There was even icing on the cake provided by a gesture that expresses the cultural nature of the Sant Jordi celebration and stands up for Catalan, at an extremely difficult time for the country's own language. The agreement between Barça and Òmnium Cultural brought to the Camp Nou a huge mosaic based on the slogan Comparteix el català - "Share Catalan" - also including the four bars of the senyera flag - that was formed at the start of the match, while the anthem of Futbol Club Barcelona was playing. With the television audience figures, it is estimated that this would have been seen by around 150 million viewers. Barça and Òmnium thus claim that they are more than a club and also more than an association, by defending the Catalan language in sport and giving it global visibility.

The sales figures for roses and books shown once again showed the vitality of a day with the streets full of people and with, for one day at least, an exquisite political rivalry on display with the entire parliamentary spectrum trying to win votes for the municipal elections on May 28th and activist groups of different ideologies spread across a few streets around the Rambla de Catalunya. The book sector body Cambra del Llibre declared, late on Sunday night, that Sant Jordi 2023 has been the best edition in history, and that sales are up by 5% compared to the previous best year. The Catalan florists' guild, for its part, estimates that around 6 million roses were sold.

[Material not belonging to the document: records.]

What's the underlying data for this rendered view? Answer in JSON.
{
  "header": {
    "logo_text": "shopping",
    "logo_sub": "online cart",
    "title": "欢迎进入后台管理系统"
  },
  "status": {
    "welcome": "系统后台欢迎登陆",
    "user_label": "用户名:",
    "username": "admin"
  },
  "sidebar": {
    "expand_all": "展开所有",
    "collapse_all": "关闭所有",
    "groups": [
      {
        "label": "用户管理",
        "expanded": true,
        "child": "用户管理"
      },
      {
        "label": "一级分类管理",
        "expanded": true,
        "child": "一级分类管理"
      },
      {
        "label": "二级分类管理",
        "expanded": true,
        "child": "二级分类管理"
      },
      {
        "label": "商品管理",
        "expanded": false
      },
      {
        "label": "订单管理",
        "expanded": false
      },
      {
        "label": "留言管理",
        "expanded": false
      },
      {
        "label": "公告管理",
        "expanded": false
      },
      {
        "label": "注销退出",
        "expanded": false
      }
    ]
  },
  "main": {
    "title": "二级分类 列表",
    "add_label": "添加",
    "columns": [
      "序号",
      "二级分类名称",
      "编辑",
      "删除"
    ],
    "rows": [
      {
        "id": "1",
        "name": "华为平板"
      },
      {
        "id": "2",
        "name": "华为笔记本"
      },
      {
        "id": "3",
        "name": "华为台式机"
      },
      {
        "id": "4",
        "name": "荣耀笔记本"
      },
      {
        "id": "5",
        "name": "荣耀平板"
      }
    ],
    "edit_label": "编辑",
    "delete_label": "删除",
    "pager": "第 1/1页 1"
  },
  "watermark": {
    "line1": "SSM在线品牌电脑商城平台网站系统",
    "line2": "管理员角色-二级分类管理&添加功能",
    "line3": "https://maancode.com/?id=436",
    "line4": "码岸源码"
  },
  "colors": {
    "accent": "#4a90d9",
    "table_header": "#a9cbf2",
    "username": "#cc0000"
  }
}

One last detail: the undeniable success of the Diada de Sant Jordi, a day of festivity and enjoyment par excellence in which we Catalans go out to buy books as if we couldn't do so for the rest of the year, covers up for a few hours the exceptional status that the country that still lives under, with those in exile and those targeted by political reprisals. The former have not been able to celebrate Sant Jordi as they previously did and the latter have legal cases underway or pending. This country is also real, and it won't find its normalcy until all of this is a thing of the past.